1851 Census – Cheshire
A total of 996 Warburtons were living in Cheshire, of whom
There were 190 Warburton heads of family, of whom 158 were born in
However 207 heads of family born in Cheshire were living anywhere in
The following maps show the UK distribution of the Warburton name in 1881 and 1998. They are taken from the National Trust Website, now superceded by the . The origin of the name on the Cheshire and Lancashire border is clearly indicated.
The same site describes
the geographical spread of the
name. The highest concentration of Warburtons in Great Britain is in
Lancashire. The highest concentration outside Britain is in Australia,
top state being Western Australia. However it is known that there is a
colony of Egerton Warburtons, a distinct if related family, in Western
Australia, particularly around Pallinup which is described as the top
statistical division. The Egerton Warburtons are descended from the
of Arley Hall, Cheshire through the female line.
There are also numbers of
Warburtons in New Zealand
(Marlborough is the top Province), Canada (there are 250 entries in the
411 directory), and the United States (Utah is the top State).
concentration in the Republic of Ireland is very low although one of
interesting and widespread Warburton families has its origins there in
LinksThere are a number of links scattered through the text on the various pages.

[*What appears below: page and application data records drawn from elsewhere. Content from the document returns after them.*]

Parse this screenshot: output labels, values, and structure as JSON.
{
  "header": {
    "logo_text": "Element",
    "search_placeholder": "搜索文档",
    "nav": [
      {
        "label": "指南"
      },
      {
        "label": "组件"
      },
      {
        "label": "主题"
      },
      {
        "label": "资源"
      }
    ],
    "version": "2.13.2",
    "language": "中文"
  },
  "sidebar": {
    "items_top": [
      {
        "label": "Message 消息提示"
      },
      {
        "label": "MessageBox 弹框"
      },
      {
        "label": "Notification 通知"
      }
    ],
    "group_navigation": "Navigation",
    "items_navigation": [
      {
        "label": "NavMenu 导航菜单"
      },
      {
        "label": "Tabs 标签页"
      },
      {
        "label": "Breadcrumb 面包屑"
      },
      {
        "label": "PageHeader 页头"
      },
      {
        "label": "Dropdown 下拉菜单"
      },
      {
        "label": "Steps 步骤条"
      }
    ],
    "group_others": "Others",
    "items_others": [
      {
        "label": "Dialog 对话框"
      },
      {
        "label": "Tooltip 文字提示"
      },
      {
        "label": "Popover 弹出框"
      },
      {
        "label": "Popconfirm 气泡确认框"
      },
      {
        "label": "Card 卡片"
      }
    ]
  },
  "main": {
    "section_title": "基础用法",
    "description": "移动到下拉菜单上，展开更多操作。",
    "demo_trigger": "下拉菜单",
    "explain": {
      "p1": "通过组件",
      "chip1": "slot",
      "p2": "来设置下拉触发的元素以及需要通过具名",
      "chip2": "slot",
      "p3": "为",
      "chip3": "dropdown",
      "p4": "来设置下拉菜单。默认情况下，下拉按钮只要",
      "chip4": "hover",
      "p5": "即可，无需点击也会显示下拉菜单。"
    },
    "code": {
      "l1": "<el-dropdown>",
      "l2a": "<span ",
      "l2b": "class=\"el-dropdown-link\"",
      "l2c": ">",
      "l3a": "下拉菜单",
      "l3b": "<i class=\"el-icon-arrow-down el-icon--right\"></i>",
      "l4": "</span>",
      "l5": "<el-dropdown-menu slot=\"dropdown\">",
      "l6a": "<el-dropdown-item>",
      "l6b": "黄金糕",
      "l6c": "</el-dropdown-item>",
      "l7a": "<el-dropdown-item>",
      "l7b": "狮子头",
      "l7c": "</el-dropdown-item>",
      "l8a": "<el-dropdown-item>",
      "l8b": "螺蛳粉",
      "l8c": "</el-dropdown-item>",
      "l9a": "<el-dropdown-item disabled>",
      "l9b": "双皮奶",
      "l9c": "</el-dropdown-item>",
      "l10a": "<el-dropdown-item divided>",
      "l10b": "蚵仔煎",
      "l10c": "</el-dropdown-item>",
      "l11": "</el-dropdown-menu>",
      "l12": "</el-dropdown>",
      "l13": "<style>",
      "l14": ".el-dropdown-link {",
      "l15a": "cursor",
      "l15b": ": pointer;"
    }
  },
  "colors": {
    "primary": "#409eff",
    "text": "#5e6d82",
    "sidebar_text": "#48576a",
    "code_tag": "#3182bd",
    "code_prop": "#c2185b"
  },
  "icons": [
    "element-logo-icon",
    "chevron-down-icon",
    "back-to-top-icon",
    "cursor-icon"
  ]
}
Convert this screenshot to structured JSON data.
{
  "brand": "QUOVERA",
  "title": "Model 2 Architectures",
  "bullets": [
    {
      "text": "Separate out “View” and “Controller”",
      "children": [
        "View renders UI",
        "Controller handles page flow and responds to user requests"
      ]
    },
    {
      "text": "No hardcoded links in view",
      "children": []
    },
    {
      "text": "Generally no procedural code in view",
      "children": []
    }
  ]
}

They are listed here for quick access.
Warburton: The Village and the Family by Norman Warburton
UK National Health Service Register
US 1990 census
National Trust website
Warburton Clans Warburton